You can only do this if you are very sure that the 5V and the 3.3V are both very stable and accurate. Even then, using 3.3V as reference instead of 5V gives only slight more accuracy. You have to take a number of samples and average them to get more accuracy anyway.

When using 3.3V as reference, I think that the risks are higher than the slightly more accuracy.

Did you try a ACS712 ? Did you see how noisy and inaccurate it really is ?

I am currently measuring the 3.3volt rail of an Uno clone with 1.1volt Aref, and display it on an LCD shield. I have been monitoring it for a few days now. Temp changes, different supplies etc. It stays within a few millivolt, and USB or 9-12volt supply does not make a lot of difference.

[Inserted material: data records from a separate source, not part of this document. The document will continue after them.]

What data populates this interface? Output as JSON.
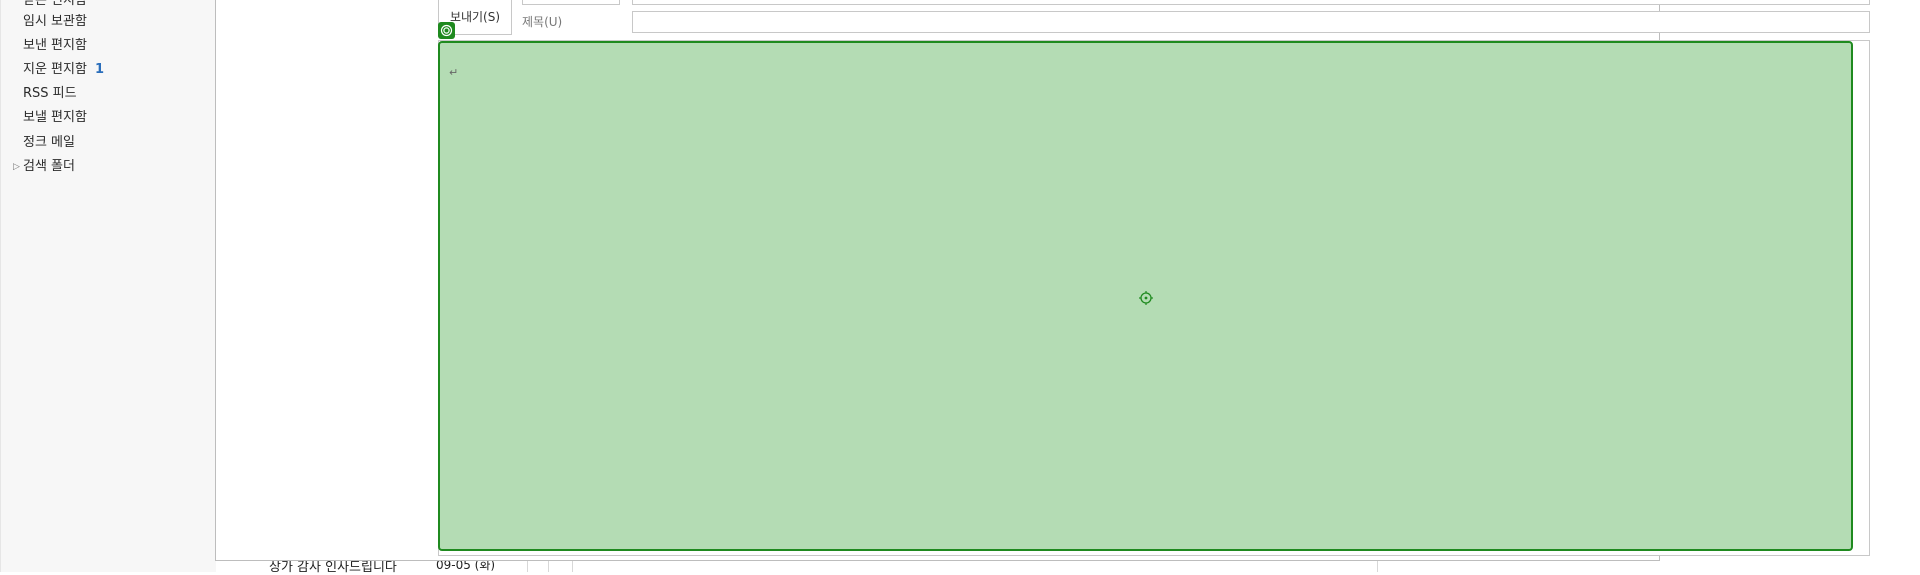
{
  "sidebar": {
    "items": [
      {
        "label": "받은 편지함",
        "count": ""
      },
      {
        "label": "임시 보관함",
        "count": ""
      },
      {
        "label": "보낸 편지함",
        "count": ""
      },
      {
        "label": "지운 편지함",
        "count": "1"
      },
      {
        "label": "RSS 피드",
        "count": ""
      },
      {
        "label": "보낼 편지함",
        "count": ""
      },
      {
        "label": "정크 메일",
        "count": ""
      },
      {
        "label": "검색 폴더",
        "count": ""
      }
    ]
  },
  "background_list": {
    "row_subject": "상가 감사 인사드립니다",
    "row_date": "09-05 (화)"
  },
  "compose": {
    "send_label": "보내기(S)",
    "subject_label": "제목(U)",
    "subject_value": "",
    "paragraph_mark": "↵"
  },
  "colors": {
    "overlay_fill": "#b4dcb4",
    "overlay_border": "#1f8a1f",
    "accent_count": "#2a6ebb"
  },
  "icons": {
    "overlay_badge": "target-icon",
    "crosshair": "crosshair-icon",
    "expander": "triangle-right-icon"
  }
}
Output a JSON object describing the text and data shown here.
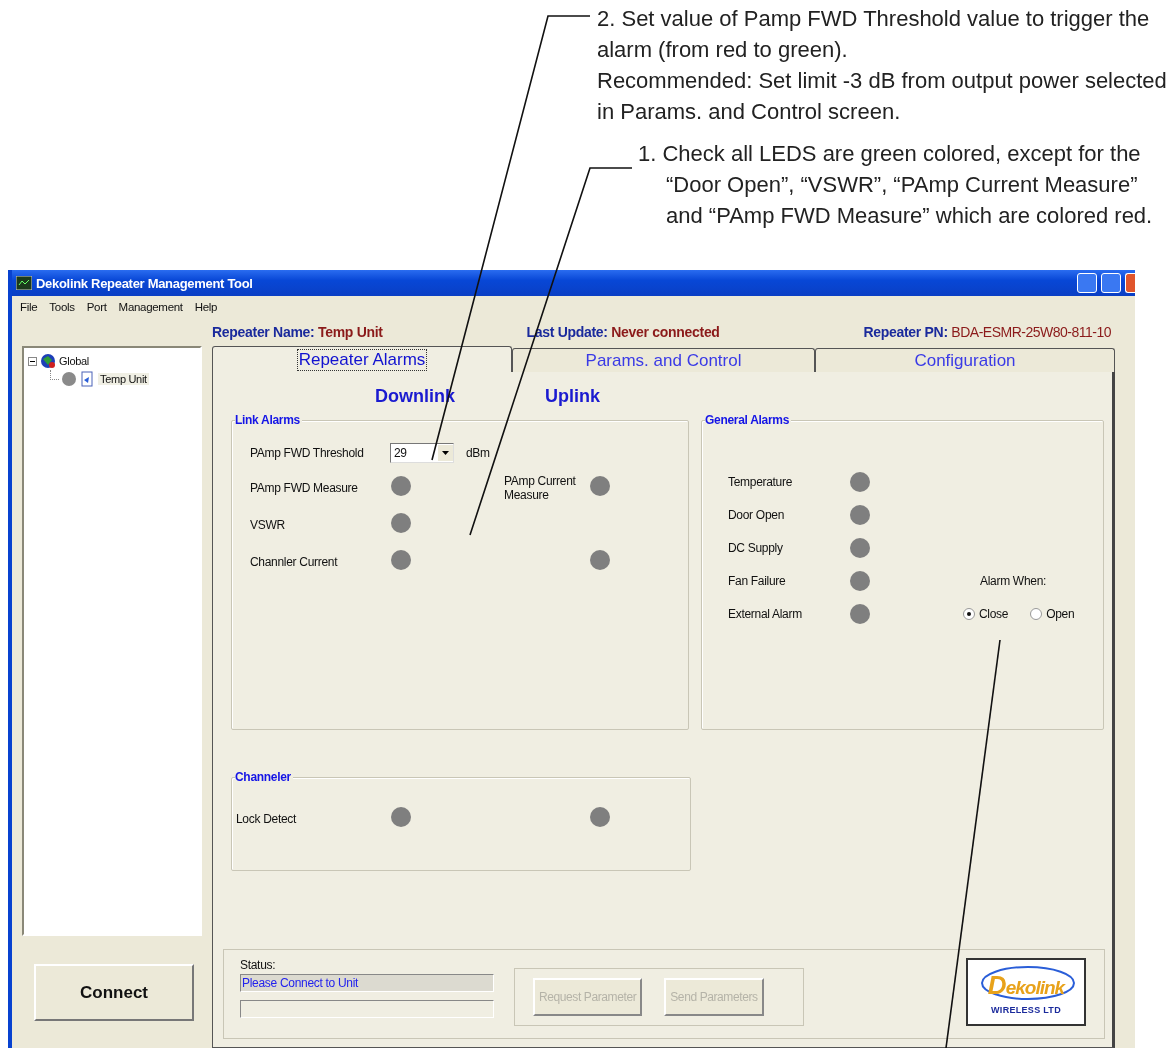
{
  "annotations": [
    {
      "paragraphs": [
        "2. Set value of Pamp FWD Threshold value to trigger the alarm (from red to green).",
        "Recommended: Set limit -3 dB from output power selected in Params. and Control screen."
      ]
    },
    {
      "paragraphs": [
        "1. Check all LEDS are green colored, except for the “Door Open”, “VSWR”, “PAmp Current Measure” and “PAmp FWD Measure” which are colored red."
      ]
    }
  ],
  "window": {
    "title": "Dekolink Repeater Management Tool"
  },
  "menu": [
    "File",
    "Tools",
    "Port",
    "Management",
    "Help"
  ],
  "header": [
    {
      "label": "Repeater Name:",
      "value": "Temp Unit"
    },
    {
      "label": "Last Update:",
      "value": "Never connected"
    },
    {
      "label": "Repeater PN:",
      "value": "BDA-ESMR-25W80-811-10"
    }
  ],
  "tree": [
    {
      "label": "Global",
      "selected": false,
      "expanded": true,
      "children": [
        {
          "label": "Temp Unit",
          "selected": true
        }
      ]
    }
  ],
  "connect_button": "Connect",
  "tabs": [
    {
      "label": "Repeater Alarms",
      "selected": true
    },
    {
      "label": "Params. and Control",
      "selected": false
    },
    {
      "label": "Configuration",
      "selected": false
    }
  ],
  "columns": [
    "Downlink",
    "Uplink"
  ],
  "link_alarms": {
    "title": "Link Alarms",
    "threshold": {
      "label": "PAmp FWD Threshold",
      "value": "29",
      "unit": "dBm"
    },
    "rows": [
      {
        "label": "PAmp FWD Measure",
        "uplink_label": "PAmp Current Measure",
        "uplink_led": true
      },
      {
        "label": "VSWR",
        "uplink_led": false
      },
      {
        "label": "Channler Current",
        "uplink_led": true
      }
    ]
  },
  "general_alarms": {
    "title": "General Alarms",
    "rows": [
      "Temperature",
      "Door Open",
      "DC Supply",
      "Fan Failure",
      "External Alarm"
    ],
    "alarm_when": {
      "label": "Alarm When:",
      "options": [
        {
          "label": "Close",
          "selected": true
        },
        {
          "label": "Open",
          "selected": false
        }
      ]
    }
  },
  "channeler": {
    "title": "Channeler",
    "rows": [
      {
        "label": "Lock Detect",
        "uplink_led": true
      }
    ]
  },
  "status": {
    "label": "Status:",
    "message": "Please Connect to Unit"
  },
  "buttons": [
    {
      "label": "Request Parameter",
      "disabled": true
    },
    {
      "label": "Send Parameters",
      "disabled": true
    }
  ],
  "logo": {
    "text": "Dekolink",
    "tagline": "WIRELESS LTD"
  }
}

I was thinking of powering a 3volt ACS from 3.3volt, and feed the same 3.3volt with a resistor into the Aref pin (see Aref page on this site). Calculate the value so that the Aref voltage drops to ~1.7volt. Then measure only the negative going voltage from the sensor. That is, if OP only wants to measure current in one direction. Sensor inaccuracy is something you can't change. Noise maybe, with proper smoothing. Leo..

Wawa, that is very clever (and a little tricky). Cool, a trick that I have not heard of before 8) This will only work with a 3.3V ACSxxx. Is the internal resistance of AREF always the same ? I think this could be done with 5V as well, even when the 5V changes between 4.5 and 5.0V. Because everything will be relative to the 5V. Do you agree ?

The Aref page mentions 32K internal resistance, so a ~30k resistor between 3.3volt and Aref will drop Aref to ~1.7volt.
You have to set Aref to external in your code.

Sure, you could also drop Aref to ~2.6volt from the 5volt rail (~30K).

Read the Aref page about the dangers when you use a resistor <5k.

I have read other sensors with this trick before, without problems.
Leo…